You've kind of heard this before, but here's what I churned out in desperation for my first assignment today:
Why is it that we require permits for all sorts of other skilled or dangerous activities, like jumping a motorcycle over fifteen monster trucks, but not to engage in what is arguably the most difficult and dangerous activity known to man: parenting? Leaving aside the most obvious offenders, the horrifying, abusive parents who shouldn’t even be given a pen to fill out the application, what about the rest of us? Shouldn’t we at least be required to pass a few simple classes? Nothing prepares today’s rootless parents for the terror and humiliation of raising small children, but some basic training for the onslaught would go a long way. Soldiers aren’t sent into battle without a few weeks in boot camp, for Christ’s sake; why are we?
I wish my children had arrived clutching little manuals in their tiny, red fists. Then instead of wasting all those hours watching daytime TV and poking idly at the Shar Pei folds of my vacated belly, I could have spent my post-partum depression learning how to be a mom. I couldn’t rely on the forty-five “definitive” manuals on child-rearing that I had bought, each telling me something completely different about how to turn my little cavemen into polite, law-abiding members of society. With so much conflicting information I’ve been left to cobble together suggestions from each into a giant, play-doh wad of failure.
If you’re bored on a Saturday and you have a mean streak, the grocery store is a great place to witness all sorts of people’s failures as parents. The other day, I put on a good show for the crowd at Whole Foods when I took my two year old son in with me to buy a bag of cat food.
Two year old: “Mommy, I want to walk.”
Me, adopting a fakey, commiserating tone I knew would be useless: “Honey, we’re just here to get some cat food. I’m going to hold you and we’ll get out of here.”
TYO, with a needling whine that acts as a head-snapping beacon to adults: “Noooo! Don’t hold me!”
Me: “Ok, how about you stand here while I lift this 30-pound bag of cat food, then I will pick you up with my other arm and we’ll go! Whee! Doesn’t that sound like fun!?”

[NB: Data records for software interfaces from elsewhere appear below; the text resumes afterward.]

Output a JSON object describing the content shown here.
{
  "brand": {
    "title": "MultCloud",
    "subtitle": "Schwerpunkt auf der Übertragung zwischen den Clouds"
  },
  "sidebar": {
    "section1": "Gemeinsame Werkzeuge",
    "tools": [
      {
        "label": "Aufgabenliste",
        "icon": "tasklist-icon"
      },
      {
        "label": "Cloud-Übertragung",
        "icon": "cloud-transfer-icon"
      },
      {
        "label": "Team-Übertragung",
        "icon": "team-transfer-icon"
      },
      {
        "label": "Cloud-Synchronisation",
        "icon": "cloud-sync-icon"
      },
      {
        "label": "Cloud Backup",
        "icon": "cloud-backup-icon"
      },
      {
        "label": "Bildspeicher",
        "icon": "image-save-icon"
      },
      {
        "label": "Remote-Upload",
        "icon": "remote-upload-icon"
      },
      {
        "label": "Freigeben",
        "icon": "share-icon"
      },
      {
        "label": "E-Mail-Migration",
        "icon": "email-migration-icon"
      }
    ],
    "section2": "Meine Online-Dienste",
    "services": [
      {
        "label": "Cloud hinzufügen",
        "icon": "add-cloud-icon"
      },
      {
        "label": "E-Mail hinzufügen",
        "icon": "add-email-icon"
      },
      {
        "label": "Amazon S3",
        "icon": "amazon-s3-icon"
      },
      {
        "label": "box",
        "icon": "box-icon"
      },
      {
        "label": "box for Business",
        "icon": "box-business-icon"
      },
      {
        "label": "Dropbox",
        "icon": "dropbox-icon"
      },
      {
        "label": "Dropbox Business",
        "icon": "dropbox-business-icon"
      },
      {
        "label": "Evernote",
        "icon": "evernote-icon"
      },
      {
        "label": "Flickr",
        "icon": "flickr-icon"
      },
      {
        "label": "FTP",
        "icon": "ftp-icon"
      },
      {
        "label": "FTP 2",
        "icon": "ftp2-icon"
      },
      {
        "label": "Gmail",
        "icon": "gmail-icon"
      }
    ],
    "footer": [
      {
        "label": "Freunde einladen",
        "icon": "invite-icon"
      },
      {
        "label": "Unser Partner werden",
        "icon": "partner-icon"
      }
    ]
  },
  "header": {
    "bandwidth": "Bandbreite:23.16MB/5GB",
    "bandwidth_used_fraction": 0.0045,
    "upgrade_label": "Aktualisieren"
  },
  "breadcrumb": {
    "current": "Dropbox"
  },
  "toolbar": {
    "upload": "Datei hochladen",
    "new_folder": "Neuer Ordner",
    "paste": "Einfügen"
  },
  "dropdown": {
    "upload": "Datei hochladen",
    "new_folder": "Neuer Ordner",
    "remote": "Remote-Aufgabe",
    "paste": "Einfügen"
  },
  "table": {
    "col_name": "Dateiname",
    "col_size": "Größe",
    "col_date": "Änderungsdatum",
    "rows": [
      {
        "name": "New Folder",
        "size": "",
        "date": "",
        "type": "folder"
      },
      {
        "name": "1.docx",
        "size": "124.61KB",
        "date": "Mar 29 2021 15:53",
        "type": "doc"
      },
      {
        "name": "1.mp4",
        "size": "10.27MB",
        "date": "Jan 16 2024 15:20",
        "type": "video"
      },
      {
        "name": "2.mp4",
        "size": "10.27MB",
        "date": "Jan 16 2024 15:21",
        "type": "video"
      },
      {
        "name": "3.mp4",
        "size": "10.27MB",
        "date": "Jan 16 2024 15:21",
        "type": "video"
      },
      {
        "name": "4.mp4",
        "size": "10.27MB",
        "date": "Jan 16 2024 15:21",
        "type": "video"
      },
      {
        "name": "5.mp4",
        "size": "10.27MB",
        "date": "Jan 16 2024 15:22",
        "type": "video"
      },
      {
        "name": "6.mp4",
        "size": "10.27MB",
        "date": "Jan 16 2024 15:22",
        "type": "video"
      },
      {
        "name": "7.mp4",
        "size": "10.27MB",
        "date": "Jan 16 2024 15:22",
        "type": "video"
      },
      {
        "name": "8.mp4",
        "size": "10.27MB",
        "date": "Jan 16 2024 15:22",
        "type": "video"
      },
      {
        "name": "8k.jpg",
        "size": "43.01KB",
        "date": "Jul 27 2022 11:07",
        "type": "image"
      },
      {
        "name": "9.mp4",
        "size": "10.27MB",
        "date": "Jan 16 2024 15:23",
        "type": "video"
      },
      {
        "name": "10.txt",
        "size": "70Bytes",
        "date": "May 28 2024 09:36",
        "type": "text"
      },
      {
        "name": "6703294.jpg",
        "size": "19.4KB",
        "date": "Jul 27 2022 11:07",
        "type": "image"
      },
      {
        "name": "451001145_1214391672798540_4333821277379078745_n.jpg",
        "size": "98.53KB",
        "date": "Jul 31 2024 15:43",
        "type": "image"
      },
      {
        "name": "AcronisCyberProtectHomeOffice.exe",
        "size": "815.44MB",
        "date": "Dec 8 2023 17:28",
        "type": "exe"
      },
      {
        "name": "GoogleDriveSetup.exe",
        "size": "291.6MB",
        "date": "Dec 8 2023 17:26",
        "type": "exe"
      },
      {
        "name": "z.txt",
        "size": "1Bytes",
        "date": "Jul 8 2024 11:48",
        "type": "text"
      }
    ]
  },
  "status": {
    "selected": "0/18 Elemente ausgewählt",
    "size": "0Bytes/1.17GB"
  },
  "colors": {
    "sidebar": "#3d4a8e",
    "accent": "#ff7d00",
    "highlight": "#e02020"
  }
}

Me: “Thanks, buddy!”
Why I was fooled by his easy acquiescence, I have no idea - probably because I had no alternative if I wanted to get that frigging cat food. If I had been willing to buy cat food that didn’t have “other cats” as one of its ingredients, I could have tossed my kid into a cart at Safeway and we could have called it a day. Instead, as I kneeled to grab the soul-satisfying kibble, off he ran. Before I could stand up, his rubbery little legs had carried him all the way into the next aisle. I knew he was there because I could hear his gleeful, piercing shrieks, and so could everyone else.
By the time I caught up to him, our faces were both red; his with the exertion of outrunning me for the length of the store, mine with humiliation. As I had chased him up and down the aisles, trying to appeal to him in an authoritative hiss that I hoped, magically, only he and no one else would be able to hear, everyone had turned to look at me with expressions either pitying or appalled. I scooped my flailing, bucking child up sideways into my arm and marched him to the check-out line. The old woman in front of us glared at me disapprovingly as my son somehow escaped my grasp and hiked himself onto the conveyor belt. “Hello,” he said to her as he passed her on his way to the checkout clerk. The old hag’s expression told me she wouldn’t have put up with such nonsense. “Hmm,” she opined through sour, pursed lips.
“Lady,” I said, “I know that you and I are both thinking that I’m that mother, the one who can’t even control a two-year old. And I’m sure things were much different in your day, when you would just cuff your kid on the head if he acted up. But have you been to Wal-Mart lately? If you think slapping my kid would solve the problem, I suggest you go take a whirl through their aisles and see how well that’s working out. So I’m kind of at a loss.”
The old shrew narrowed her eyes at me and, emphatically grabbing her change from the clerk, turned on her heel and walked away.
“Mommy, that lady is so meeeeeeeean!” said my kid, climbing back onto my hip as if the last 10 minutes hadn’t happened. “You’re nice.” As I kissed his head in reprieve, he rappelled off of me and darted towards the door.